• What you will do: Go through the entries one line at a time, and gather every line that has the word "title".

Data excerpts
· · · · · · ·

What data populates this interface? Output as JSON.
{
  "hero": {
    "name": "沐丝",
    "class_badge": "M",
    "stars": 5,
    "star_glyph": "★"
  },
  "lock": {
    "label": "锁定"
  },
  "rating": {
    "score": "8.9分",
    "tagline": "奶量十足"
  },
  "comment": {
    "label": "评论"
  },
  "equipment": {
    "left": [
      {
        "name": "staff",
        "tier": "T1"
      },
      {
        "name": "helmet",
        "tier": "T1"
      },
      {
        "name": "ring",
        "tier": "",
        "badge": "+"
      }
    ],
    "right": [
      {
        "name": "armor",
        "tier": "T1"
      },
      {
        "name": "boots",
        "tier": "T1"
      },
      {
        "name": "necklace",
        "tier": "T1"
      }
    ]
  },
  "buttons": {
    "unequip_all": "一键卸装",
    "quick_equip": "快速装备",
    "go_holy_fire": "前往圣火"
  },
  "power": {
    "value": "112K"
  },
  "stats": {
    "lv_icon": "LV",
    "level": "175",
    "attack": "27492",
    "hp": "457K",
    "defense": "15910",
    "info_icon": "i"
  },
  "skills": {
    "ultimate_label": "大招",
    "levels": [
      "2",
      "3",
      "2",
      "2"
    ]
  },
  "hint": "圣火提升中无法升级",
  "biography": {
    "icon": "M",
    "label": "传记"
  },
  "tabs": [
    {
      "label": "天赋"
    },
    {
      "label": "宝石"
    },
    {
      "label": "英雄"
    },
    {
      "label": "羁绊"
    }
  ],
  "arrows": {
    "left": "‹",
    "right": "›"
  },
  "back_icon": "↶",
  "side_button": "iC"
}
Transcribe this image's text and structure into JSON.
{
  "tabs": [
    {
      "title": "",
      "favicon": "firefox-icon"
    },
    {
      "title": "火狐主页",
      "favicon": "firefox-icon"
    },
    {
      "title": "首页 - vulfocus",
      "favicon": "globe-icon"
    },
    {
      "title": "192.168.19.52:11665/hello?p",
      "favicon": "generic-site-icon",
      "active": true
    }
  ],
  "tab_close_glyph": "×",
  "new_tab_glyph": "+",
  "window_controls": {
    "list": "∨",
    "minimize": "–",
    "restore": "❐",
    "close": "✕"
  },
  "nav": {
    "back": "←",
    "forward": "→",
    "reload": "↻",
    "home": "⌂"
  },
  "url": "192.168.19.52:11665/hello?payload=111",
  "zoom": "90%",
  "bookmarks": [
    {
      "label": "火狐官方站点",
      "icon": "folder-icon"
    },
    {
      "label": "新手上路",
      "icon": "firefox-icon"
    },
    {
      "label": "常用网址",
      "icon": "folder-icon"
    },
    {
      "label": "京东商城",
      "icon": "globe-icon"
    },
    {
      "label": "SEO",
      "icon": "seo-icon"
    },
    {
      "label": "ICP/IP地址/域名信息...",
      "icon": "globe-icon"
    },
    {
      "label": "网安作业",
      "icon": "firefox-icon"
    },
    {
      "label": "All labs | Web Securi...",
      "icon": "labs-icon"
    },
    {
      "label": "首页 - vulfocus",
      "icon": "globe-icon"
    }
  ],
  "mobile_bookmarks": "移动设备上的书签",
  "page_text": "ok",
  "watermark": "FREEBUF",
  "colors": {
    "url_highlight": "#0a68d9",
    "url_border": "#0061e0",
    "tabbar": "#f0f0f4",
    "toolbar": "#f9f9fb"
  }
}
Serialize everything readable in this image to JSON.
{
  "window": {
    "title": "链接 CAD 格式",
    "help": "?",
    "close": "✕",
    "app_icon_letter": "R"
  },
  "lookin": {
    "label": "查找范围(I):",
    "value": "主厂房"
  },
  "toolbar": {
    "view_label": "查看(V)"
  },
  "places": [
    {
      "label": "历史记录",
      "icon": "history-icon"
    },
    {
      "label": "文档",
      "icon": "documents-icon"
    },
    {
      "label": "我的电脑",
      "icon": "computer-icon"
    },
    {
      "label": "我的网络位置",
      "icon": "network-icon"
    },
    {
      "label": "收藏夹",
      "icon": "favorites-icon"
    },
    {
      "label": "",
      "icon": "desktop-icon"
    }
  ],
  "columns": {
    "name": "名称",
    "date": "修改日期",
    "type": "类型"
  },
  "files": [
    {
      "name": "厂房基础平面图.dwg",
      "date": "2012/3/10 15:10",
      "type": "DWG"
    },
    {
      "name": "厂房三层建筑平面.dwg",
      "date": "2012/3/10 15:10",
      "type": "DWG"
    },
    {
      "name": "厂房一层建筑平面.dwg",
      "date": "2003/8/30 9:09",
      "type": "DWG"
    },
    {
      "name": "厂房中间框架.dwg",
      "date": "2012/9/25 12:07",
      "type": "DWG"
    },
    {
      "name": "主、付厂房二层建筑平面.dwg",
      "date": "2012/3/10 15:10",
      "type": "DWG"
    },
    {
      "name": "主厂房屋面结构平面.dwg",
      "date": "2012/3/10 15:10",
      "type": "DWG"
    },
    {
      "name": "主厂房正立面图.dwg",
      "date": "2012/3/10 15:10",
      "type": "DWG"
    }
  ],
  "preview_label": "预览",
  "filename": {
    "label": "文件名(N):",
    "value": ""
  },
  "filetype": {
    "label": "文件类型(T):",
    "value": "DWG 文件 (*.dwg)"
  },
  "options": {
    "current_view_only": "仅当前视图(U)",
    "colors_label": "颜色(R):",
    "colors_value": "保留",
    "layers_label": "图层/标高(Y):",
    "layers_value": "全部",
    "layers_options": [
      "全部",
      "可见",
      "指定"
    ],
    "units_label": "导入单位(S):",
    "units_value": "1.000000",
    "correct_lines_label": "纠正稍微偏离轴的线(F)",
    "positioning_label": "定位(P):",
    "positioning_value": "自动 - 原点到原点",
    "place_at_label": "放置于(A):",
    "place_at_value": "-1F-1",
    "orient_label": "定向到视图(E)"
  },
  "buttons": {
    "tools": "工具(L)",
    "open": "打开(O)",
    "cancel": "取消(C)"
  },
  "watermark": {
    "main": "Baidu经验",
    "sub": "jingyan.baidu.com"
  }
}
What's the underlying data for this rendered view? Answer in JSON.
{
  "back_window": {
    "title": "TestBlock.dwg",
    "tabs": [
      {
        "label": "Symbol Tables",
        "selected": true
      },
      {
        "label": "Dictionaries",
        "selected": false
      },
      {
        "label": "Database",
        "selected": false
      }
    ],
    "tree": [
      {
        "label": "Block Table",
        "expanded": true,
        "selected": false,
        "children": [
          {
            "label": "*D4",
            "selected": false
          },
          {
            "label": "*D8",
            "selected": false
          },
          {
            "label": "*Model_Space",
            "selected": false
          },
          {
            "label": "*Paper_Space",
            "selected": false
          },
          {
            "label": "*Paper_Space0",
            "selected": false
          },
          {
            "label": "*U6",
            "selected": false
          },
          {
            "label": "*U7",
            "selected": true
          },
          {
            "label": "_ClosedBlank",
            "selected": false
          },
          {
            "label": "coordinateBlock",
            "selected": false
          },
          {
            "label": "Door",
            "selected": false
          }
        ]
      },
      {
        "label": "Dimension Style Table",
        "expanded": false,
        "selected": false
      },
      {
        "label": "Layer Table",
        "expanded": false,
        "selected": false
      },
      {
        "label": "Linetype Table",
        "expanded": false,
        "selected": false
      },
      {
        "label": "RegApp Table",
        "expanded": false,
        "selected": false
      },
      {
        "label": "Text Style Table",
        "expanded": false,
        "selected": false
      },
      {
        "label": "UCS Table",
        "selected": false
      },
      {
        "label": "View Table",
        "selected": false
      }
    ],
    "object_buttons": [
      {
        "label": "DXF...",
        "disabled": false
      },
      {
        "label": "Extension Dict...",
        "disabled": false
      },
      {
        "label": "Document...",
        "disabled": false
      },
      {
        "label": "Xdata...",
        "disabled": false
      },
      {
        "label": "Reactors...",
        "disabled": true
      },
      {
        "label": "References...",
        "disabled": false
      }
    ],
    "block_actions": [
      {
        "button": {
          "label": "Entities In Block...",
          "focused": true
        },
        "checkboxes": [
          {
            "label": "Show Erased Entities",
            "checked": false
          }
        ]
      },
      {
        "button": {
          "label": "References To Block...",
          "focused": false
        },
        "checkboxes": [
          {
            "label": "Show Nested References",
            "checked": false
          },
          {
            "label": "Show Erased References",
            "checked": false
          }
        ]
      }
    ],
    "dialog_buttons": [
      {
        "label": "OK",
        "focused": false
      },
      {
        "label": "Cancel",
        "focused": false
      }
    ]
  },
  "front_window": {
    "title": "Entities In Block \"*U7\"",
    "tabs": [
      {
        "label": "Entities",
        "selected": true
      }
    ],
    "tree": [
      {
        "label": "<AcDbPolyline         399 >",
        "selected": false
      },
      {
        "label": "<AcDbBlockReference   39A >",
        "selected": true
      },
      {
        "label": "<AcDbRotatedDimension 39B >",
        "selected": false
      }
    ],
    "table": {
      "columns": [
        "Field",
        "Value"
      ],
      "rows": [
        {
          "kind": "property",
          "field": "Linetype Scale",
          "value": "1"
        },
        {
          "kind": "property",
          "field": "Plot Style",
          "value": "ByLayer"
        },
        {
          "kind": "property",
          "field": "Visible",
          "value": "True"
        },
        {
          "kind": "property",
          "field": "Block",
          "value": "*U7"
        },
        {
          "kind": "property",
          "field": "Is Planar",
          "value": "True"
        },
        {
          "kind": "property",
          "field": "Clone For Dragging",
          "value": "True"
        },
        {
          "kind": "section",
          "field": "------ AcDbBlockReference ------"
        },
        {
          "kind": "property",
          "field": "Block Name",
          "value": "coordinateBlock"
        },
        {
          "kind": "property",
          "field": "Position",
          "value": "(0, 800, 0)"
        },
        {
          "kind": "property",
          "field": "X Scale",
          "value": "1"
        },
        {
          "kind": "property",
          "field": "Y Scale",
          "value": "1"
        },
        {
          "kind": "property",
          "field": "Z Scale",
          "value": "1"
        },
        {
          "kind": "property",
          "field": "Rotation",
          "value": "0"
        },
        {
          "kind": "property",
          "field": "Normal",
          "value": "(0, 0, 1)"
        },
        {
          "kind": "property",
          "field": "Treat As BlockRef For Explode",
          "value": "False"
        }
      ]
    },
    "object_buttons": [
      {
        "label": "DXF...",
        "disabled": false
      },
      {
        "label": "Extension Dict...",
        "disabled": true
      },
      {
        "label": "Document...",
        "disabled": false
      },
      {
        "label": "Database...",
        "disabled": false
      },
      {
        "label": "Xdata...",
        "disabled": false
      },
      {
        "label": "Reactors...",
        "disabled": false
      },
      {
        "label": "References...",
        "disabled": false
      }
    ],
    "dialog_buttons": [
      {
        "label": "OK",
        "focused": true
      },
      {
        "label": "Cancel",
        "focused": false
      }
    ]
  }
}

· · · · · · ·

• Task result:
      "title": "",
      "title": "火狐主页",
      "title": "首页 - vulfocus",
      "title": "192.168.19.52:11665/hello?p",
    "title": "链接 CAD 格式",
    "title": "TestBlock.dwg",
    "title": "Entities In Block \"*U7\"",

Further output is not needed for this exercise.